Exercise:
When scanning the data, count every line with "name" in it, and report only the resulting number.

Data excerpts:

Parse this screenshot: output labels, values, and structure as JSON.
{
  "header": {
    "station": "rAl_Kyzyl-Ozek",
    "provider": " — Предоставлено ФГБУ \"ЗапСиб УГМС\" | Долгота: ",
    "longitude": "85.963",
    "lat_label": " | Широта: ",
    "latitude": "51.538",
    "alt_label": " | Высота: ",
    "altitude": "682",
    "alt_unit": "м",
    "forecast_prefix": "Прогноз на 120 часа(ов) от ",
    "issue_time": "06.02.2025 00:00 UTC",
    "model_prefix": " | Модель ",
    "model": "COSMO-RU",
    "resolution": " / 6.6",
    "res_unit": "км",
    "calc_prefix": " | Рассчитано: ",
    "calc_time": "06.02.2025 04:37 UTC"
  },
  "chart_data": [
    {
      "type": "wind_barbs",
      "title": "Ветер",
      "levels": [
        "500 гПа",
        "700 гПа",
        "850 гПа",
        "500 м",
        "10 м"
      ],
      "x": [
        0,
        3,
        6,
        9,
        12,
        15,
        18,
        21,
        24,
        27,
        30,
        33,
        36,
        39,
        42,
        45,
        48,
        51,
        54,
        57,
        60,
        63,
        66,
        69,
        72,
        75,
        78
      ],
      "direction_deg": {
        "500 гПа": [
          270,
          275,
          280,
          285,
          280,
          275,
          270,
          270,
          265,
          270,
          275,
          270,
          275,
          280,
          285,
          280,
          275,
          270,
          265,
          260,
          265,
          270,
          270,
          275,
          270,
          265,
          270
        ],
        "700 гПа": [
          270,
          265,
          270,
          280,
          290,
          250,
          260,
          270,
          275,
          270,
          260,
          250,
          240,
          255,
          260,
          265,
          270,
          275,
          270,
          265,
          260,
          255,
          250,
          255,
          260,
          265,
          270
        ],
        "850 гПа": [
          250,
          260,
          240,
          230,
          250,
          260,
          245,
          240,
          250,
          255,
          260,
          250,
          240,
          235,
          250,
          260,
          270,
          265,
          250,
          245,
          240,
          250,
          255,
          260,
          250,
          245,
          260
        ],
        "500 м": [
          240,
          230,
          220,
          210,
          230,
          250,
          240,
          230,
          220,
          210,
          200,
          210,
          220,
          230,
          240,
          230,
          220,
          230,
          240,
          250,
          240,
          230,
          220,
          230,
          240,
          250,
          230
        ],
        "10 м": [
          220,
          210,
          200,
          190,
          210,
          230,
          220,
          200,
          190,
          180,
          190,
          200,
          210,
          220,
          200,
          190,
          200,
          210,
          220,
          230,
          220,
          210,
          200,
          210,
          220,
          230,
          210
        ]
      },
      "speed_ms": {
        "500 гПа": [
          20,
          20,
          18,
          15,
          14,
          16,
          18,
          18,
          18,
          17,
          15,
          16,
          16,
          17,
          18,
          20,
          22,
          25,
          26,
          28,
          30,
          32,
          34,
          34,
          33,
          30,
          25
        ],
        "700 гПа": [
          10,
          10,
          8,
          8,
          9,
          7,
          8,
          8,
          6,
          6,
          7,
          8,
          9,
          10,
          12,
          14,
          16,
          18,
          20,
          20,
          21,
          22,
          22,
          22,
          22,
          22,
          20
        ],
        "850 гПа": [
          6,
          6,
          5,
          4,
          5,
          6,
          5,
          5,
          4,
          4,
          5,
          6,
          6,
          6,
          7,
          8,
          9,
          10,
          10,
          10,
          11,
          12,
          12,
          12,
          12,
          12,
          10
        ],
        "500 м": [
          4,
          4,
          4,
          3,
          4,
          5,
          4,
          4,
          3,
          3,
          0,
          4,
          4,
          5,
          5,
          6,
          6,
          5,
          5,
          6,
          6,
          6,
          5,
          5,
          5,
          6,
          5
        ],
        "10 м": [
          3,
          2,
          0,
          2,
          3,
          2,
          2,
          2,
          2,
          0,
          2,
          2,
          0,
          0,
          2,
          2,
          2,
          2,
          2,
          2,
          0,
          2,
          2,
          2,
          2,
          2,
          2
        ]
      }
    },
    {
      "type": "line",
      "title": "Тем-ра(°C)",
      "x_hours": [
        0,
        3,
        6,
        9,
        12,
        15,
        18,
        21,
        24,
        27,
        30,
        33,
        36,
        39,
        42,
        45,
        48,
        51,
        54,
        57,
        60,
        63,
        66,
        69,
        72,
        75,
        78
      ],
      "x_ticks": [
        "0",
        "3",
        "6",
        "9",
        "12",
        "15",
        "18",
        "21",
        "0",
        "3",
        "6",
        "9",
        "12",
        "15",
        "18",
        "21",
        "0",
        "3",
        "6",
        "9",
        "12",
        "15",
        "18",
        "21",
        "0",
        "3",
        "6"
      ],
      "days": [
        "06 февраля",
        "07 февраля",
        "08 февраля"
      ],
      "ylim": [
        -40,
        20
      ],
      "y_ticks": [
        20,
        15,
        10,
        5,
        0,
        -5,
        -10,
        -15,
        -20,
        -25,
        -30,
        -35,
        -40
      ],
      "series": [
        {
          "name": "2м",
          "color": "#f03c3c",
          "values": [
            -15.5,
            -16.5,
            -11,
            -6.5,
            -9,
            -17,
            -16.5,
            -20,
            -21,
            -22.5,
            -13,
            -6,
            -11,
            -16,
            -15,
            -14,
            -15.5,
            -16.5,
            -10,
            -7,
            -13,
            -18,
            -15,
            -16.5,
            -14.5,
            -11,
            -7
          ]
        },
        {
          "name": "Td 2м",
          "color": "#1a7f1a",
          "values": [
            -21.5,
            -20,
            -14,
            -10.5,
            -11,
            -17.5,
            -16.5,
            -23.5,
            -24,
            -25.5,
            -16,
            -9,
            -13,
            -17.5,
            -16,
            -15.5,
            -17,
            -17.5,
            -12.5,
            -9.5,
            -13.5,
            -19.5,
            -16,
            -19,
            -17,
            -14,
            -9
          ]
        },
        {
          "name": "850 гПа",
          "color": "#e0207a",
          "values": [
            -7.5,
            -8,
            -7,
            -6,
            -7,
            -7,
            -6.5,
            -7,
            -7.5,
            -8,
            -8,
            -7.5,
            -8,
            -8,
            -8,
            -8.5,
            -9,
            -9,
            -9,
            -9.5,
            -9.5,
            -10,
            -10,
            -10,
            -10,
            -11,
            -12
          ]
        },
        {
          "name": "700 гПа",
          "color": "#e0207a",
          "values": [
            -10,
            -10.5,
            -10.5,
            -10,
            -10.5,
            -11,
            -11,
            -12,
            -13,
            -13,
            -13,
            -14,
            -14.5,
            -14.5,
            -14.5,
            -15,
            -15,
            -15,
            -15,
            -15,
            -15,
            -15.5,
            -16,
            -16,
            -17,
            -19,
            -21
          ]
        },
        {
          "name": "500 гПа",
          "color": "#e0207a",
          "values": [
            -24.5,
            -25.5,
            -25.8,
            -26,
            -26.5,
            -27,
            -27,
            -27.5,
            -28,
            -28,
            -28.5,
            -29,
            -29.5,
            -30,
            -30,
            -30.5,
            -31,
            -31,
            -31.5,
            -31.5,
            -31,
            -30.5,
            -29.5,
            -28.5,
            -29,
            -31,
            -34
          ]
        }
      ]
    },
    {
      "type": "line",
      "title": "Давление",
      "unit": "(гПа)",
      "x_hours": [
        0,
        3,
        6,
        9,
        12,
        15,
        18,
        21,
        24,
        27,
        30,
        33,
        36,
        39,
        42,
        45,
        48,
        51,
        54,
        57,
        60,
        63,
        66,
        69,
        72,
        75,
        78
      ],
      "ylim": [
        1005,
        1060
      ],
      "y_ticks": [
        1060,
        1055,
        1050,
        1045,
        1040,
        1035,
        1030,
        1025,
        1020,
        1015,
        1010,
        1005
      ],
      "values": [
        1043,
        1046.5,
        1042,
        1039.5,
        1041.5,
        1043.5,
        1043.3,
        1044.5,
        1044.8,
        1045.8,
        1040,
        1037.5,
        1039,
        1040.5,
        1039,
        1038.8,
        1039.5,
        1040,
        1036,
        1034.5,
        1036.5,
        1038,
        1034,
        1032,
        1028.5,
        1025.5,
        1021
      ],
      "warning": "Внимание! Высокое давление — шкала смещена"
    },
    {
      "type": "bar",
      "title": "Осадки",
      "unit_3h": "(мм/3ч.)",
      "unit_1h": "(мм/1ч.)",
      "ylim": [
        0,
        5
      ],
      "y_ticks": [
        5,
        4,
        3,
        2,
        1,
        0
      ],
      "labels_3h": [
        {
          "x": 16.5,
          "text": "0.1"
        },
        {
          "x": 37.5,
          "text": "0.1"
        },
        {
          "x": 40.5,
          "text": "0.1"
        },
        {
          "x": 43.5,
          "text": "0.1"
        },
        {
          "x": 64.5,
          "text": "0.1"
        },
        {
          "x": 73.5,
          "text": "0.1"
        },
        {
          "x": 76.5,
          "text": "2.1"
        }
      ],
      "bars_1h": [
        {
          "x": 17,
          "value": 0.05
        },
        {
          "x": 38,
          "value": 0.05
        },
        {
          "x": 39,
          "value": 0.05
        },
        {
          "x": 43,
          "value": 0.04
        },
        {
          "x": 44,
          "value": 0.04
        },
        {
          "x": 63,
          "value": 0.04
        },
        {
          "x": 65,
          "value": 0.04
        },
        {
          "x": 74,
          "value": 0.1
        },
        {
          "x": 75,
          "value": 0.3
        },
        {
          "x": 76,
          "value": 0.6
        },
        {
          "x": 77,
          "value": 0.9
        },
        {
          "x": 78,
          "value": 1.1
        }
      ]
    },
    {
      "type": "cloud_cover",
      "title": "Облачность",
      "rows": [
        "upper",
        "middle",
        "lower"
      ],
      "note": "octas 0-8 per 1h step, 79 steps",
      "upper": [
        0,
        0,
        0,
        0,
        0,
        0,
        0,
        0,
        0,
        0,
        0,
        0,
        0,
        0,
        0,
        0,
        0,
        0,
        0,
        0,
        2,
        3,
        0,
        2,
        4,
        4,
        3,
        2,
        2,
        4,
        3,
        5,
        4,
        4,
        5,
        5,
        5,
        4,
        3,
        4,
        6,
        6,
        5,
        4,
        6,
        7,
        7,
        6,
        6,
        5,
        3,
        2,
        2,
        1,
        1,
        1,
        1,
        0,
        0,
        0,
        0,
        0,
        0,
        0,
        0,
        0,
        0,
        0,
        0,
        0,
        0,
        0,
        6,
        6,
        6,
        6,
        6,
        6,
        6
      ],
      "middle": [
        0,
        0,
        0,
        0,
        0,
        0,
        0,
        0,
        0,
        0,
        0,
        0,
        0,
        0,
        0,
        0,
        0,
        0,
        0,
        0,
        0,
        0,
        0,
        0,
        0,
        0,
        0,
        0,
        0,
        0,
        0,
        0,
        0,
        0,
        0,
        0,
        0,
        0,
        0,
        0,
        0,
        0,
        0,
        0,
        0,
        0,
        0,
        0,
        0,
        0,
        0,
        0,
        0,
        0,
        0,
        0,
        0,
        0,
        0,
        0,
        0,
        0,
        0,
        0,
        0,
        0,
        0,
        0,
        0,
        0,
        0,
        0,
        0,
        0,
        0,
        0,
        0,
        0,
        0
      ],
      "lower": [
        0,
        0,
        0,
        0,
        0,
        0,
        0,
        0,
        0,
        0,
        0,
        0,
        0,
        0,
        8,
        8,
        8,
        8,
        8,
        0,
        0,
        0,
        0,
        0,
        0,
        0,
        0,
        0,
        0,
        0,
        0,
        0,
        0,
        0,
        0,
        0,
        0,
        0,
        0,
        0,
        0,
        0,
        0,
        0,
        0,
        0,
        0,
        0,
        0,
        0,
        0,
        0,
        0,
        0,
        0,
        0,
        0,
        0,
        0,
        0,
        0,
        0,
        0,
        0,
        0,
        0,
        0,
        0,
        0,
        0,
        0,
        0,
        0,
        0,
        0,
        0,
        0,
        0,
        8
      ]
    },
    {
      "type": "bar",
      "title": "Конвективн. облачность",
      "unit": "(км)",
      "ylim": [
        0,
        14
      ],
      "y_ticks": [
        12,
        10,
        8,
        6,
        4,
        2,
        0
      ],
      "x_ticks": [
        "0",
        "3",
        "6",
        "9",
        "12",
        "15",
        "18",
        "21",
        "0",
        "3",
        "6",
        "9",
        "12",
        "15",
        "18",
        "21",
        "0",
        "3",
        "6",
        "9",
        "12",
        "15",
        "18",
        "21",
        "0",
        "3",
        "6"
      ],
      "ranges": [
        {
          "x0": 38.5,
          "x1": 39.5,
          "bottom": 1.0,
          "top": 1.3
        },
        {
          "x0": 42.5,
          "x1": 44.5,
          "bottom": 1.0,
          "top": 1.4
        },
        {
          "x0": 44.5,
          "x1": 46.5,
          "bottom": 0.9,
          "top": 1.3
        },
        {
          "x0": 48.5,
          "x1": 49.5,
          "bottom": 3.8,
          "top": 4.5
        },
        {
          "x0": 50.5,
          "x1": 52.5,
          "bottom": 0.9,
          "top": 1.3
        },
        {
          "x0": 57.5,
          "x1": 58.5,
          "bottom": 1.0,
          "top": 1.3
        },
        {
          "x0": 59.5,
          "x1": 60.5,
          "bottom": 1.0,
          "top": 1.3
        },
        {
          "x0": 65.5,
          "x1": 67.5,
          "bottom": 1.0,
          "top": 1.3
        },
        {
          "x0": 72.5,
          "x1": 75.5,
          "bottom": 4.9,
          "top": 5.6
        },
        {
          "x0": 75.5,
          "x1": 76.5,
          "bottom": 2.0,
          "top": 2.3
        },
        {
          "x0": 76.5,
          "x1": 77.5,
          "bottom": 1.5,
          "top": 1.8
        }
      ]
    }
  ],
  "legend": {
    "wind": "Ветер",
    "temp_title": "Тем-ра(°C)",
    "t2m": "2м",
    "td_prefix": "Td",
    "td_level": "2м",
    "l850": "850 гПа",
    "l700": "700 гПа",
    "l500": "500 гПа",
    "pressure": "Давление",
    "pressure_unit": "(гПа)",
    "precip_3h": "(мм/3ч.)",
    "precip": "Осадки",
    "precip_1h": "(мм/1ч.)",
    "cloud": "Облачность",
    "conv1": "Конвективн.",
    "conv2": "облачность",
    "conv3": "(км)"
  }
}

Response area:
5